Held: ‘With respect to this advance, I think that, upon the authority of Penn v. Lord Baltimore, which has often been acted upon, the Plaintiff would have been entitled to succeed if he could have proved that the claim for a declaration of the proposed charge or lien on the Maria Anna mine was founded on any contract or privity between him or the deceased [director] and the Defendants, the purchasers of the mine, and if there had not been a suit in the Prussian Courts, in which the same question was raised and had been decided in the Plaintiff’s favour. But I agree in thinking with the Master of the Rolls that the Plaintiff has failed to shew any such contract or privity.

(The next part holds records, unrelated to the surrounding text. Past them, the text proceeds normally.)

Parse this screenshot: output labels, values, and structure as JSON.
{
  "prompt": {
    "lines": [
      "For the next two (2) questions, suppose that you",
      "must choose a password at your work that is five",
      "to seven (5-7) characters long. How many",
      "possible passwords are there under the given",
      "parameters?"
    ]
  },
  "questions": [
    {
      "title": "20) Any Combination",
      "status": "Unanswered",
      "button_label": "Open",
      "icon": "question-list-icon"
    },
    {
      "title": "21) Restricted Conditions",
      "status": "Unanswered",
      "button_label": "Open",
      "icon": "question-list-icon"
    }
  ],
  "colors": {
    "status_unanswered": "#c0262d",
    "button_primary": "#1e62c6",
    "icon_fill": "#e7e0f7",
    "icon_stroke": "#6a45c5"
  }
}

Upon the evidence adduced the purchasers of the mine, whom he sues, are to be considered as mere strangers, and any notice which they may have had of the transactions between [the deceased director] and [the old company] (which has now ceased to exist) cannot give this Court jurisdiction to declare the proposed lien or charge on lands in a foreign country. An English Court ought not to pronounce a decree, even in personam, which can have no specific operation without the intervention of a foreign Court, and which in the country where the lands to be charged by it lie would probably be treated as a brutum fulmen. I do not think that the Court of Chancery would give effect to a charge on land in the county of Middlesex so created by a Prussian Court sitting as Dusseldorf or Cologne. But another objection is lis alibi pendens, a suit pending before the proper tribunal in Prussia, and that by this tribunal, a decree has actually been pronounced in favour of the Plaintiff, giving him what he seeks . . We must suppose that the Court at Dusseldorf has ample means to enforce the whole of its decree, and that the Plaintiff will have the full benefit of that decree, which may be considered as creating a debt for which the opposite parties are personally liable and a charge upon the property sold.’

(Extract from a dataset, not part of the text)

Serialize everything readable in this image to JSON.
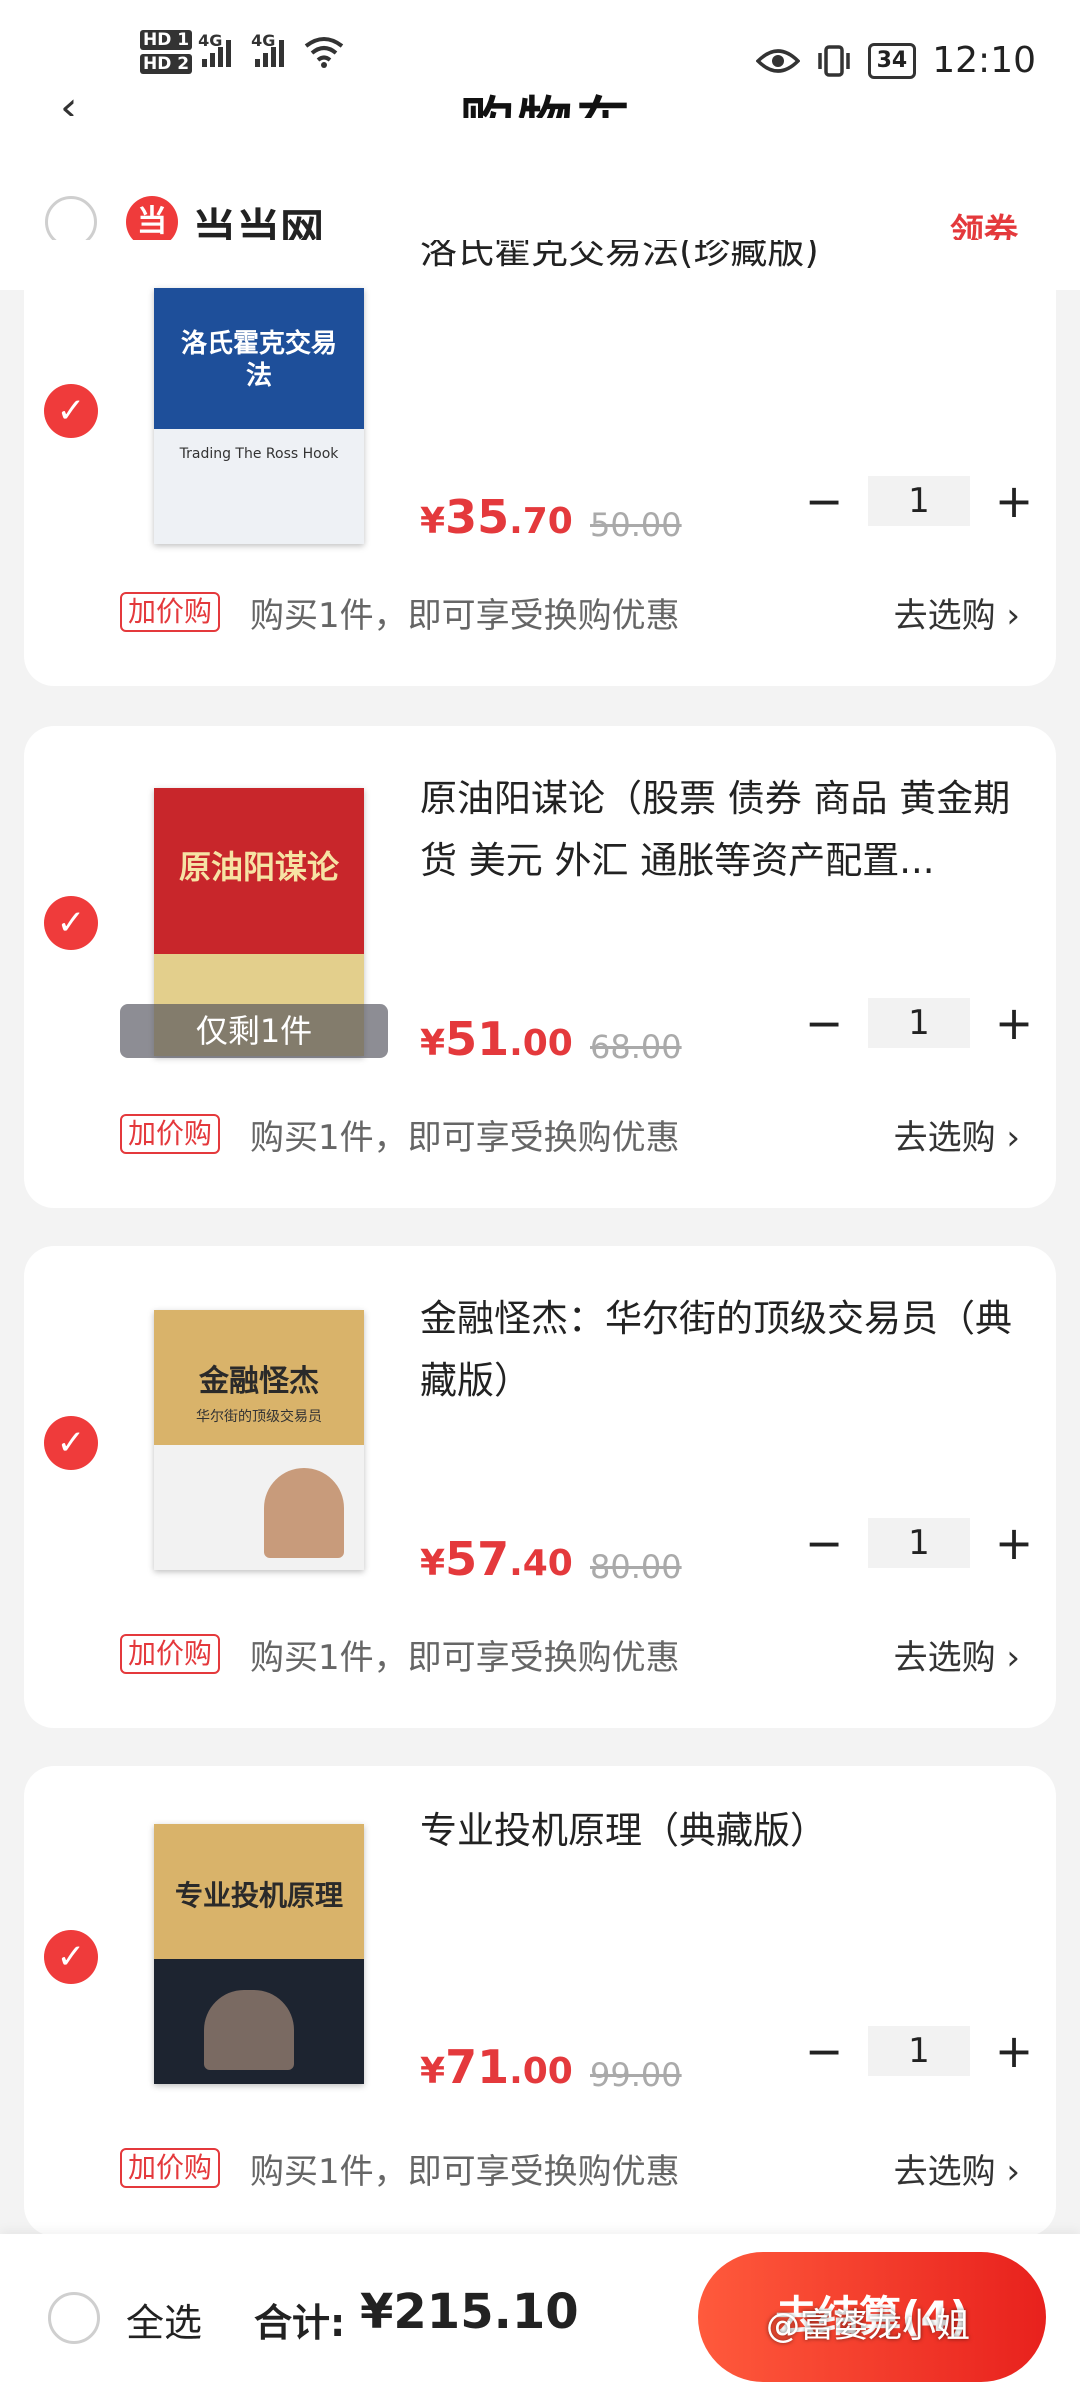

Lord Campbell LC


(1862) 3 De G.F. and J. 583


England and Wales


Appeal fromNorris v Chambres 1861
A company director had committed suicide; the claim was brought by his estate. The company had been established in England to work a Prussian coal mine, and the director had personally advanced a large sum towards its purchase. The company agreed to . .
CitedPenn v Lord Baltimore 1750
The court compelled Lord Baltimore to comply with the obligations he had assumed to the Penn family, by setting the Mason-Dixon line, demarcating boundaries between the privately-owned territories of Maryland, Pennsylvania and Delaware, and . .

Cited by:

CitedR Griggs Group Ltd and others v Evans and others (No 2) ChD 12-May-2004
A logo had been created for the claimants, by an independent sub-contractor. They sought assignment of their legal title, but, knowing of the claimant’s interest the copyright was assigned to a third party out of the jurisdiction. The claimant . .
CitedDeschamps v Miller 1908
The parties disputed land in India. A French couple, had married in France in community of property. So according to the French marriage contract the wife was supposed to be entitled to one half of the husband’s after-acquired property. The husband . .
ExplainedMacmillan Inc v Bishopsgate Investment Trust Plc and Others (No 3) ChD 1-Jul-1993
Bona fide chargees for value of shares situated in New York and held on trust for Macmillan were able, by application of New York law, to take the shares free of Macmillan’s prior equitable interest of which the chargees had had no notice. Where . .
Lists of cited by and citing cases may be incomplete.

Equity, Jurisdiction

Updated: 13 May 2022; Ref: scu.199520